Our Conference extends from the New Jersey suburbs of New York City in the Northeast to Blacksburg, Virginia in the Southwest, and over through Richmond to the ocean. We are divided into five Associations: New Jersey, Potomac, Chesapeake, Catoctin, and our association, Shenandoah. Ours is the smallest of the five associations in this conference.
In the United Church of Christ, local congregations such as our Bethel live in a covenant relationship with one another, to help each another in a variety of ways. We contribute to local, regional, national, and international mission work together. We elect Church and Ministry Commissions in each association to prepare, examine, ordain, and discipline Authorized Ministers (like me) as well as other Licensed Ministers. We share educational resources and training programs for lay-people and clergy. I am sure I have left out very important categories of work that we share, but I hope the above items give you a flavor of what’s “out there.”
All of these projects— and many more— are governed by local churches sending delegates to participate at three different settings: the association, the conference, and the national setting. Because we local congregations freely enter into the covenant relationships with the other settings, and we conduct those relationships any way that we feel is right, NOBODY in the other settings is in a position to be the “boss” of us or anybody else, or is “above” anybody else. We are all in this to share and share alike.
During my six years in Shenandoah Association leadership, which just ended in May, I have not done a good job of communicating to the Bethel congregation the value of working in our covenant relationships with the wider United Church of Christ. There are only two ways I know to get the message across.
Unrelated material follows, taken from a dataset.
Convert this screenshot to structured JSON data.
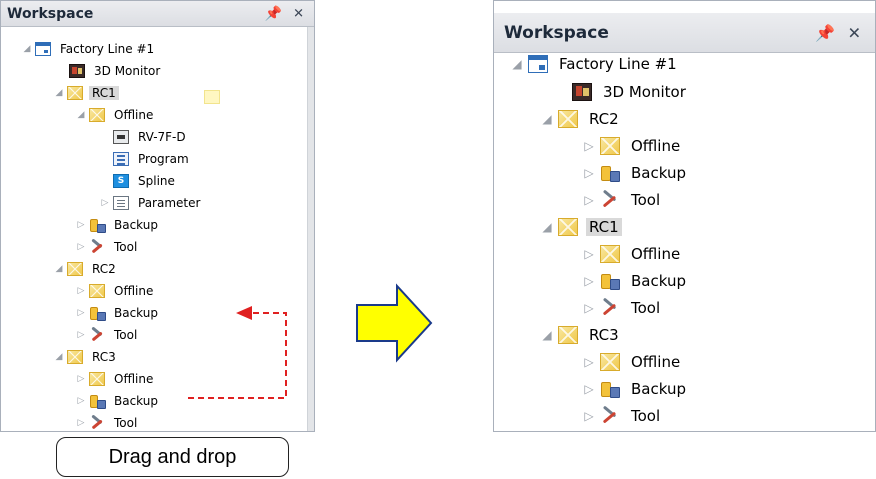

One is when our people participate in events and see for themselves that there’s a great big friendly world out there in our Association, our Conference, and the national setting.
The other is when we get into dire need of help, and we become willing to reach out to folks from the wider church— who are already there for just such times. That’s what happened with our Bethel in the 1950s, when we needed money to build our “educational wing” of the church building (the social hall and Sunday School classrooms): we borrowed serious money from the Congregational Christian building fund (the predecessor of our current UCC building fund).
We can take our part in the body of Christ beyond our own backyard. We are not alone.
[Jesus said, ]
“If a house is divided against itself,
that house will not be able to stand.”
– Mark 3:24-25